I’m not implying that these donors should be forced to give money to the University. That’s clearly not plausible. But donors should realize that the University is a microcosm of the world. Students converge on Champaign-Urbana from 118 countries, and the chances there is a partisan group to conflict with any other is not only likely, but encouraged. One has to look no further than Quad Day, where the Republicans are placed next to the Democrats, to see that the University values diversity of opinion. Wealthy donors who seek to flex their influence by eliminating this diversity are out of line. Of course there are going to be conflicting ideas on campus. If the administration feels one of its professors acted out of line, they have the ability to deal with it. They probably don’t need the help of Mr. Six-Figure Donor.

Personally, I don’t see how these donors, responsible for providing hundreds of thousands of dollars, could not have had an influence, and I feel they more than likely did affect the University’s decision. And I find that appalling. I’d much rather attend an institution with less funding that stands up for itself and doesn’t bow to the selfish demands of the North Shore elite than one that doesn’t. 

Threats from essential donors could not be more misguided. Education is beautiful because it’s diverse and aims to better society and its members. Once it is corrupted by money and politics, the integrity of an entire institution is undermined, and that’s something I can’t stand for.

If the price we have to pay for academic integrity involves standing up to bullies who seek to extort, I think most would be willing to pay. The decision whether or not to terminate the employment of Salaita’s or any other professor belongs to the University, and the University alone. Attempts to corrupt that should not be tolerated, no matter how powerful the objecting party is. I hope these donors’ threats truly had no influence on Chancellor Wise’s decision, but in a world where cash rules everything around us, I can’t be sure.
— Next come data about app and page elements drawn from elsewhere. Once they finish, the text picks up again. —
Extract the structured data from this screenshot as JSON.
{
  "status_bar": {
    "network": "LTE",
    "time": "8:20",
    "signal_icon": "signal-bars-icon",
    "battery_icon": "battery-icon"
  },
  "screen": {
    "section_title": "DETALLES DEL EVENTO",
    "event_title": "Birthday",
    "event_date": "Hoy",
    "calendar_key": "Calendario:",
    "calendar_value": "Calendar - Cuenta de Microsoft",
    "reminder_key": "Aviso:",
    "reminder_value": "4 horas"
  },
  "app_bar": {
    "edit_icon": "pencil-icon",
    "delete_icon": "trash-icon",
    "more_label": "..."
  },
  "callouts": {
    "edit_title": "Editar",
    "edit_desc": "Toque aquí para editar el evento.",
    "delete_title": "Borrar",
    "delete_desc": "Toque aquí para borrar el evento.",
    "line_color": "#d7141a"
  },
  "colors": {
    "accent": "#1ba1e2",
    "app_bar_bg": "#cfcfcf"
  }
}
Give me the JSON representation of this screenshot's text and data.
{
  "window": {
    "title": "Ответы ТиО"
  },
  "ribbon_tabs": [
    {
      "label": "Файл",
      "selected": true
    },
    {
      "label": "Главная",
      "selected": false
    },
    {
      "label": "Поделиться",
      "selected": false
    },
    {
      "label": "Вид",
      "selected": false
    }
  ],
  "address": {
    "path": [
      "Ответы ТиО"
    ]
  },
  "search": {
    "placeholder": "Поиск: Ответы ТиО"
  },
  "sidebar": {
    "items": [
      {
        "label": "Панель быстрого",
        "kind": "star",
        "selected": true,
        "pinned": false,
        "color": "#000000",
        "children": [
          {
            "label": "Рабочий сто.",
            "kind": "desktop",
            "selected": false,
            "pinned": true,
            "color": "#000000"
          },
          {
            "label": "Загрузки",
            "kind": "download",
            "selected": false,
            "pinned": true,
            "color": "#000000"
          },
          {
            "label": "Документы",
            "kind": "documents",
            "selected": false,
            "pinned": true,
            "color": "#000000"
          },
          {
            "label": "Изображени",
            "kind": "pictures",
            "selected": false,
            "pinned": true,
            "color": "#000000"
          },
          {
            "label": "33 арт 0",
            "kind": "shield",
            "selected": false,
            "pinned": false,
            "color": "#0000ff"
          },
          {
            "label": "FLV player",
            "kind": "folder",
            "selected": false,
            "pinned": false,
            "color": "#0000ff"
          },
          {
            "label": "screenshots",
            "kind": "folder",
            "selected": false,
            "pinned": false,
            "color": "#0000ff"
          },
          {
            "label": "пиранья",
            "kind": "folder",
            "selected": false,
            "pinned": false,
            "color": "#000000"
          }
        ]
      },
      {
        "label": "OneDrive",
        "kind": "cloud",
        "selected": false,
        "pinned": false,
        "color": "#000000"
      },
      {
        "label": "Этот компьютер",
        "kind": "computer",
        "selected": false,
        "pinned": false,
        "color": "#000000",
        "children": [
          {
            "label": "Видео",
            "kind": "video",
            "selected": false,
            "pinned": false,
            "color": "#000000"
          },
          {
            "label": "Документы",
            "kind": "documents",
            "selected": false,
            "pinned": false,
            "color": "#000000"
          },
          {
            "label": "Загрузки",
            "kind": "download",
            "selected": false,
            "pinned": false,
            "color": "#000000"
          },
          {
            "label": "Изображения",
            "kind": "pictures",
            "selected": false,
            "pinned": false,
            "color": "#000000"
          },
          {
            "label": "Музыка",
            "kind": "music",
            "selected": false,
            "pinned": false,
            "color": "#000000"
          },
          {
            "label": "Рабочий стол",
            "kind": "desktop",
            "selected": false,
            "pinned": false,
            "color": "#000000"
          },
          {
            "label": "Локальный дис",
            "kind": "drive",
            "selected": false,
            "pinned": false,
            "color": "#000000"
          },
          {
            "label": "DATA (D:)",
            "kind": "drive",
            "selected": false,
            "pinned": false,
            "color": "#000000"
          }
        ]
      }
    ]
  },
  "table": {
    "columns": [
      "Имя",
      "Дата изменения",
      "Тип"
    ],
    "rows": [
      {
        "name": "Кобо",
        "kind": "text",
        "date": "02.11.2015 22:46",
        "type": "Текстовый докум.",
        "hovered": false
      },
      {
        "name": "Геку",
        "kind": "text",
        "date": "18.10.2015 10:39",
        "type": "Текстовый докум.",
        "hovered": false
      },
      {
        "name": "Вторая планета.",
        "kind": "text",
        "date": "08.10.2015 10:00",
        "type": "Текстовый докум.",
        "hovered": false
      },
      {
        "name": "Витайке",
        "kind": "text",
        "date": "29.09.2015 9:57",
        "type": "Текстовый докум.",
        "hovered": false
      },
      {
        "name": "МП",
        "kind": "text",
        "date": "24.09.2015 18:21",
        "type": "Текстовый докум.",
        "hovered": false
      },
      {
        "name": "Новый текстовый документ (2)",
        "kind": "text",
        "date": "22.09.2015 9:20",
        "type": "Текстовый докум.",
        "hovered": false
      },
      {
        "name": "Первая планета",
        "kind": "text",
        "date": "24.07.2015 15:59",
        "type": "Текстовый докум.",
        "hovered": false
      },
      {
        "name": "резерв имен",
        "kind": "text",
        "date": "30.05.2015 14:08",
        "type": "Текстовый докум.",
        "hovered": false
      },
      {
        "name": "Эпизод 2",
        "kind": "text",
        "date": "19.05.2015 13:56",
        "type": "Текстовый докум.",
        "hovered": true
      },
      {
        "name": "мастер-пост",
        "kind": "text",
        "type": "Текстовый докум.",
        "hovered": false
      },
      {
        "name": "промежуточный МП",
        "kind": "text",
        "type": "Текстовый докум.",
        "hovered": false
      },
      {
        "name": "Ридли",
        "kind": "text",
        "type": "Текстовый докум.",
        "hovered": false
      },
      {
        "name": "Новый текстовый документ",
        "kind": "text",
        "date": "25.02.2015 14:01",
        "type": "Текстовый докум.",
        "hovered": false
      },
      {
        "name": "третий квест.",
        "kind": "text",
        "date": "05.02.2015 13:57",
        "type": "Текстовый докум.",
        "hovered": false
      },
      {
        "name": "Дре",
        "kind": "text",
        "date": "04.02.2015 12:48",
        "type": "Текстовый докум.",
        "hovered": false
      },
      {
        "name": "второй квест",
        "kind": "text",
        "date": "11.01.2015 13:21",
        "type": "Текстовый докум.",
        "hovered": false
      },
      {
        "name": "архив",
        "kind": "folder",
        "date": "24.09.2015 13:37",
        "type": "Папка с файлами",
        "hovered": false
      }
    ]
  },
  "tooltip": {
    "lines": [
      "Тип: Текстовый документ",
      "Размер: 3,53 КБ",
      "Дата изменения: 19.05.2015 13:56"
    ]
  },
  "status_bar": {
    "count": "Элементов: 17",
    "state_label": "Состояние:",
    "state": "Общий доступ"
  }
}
Boswell is a senior in LAS. He can be reached at [email protected]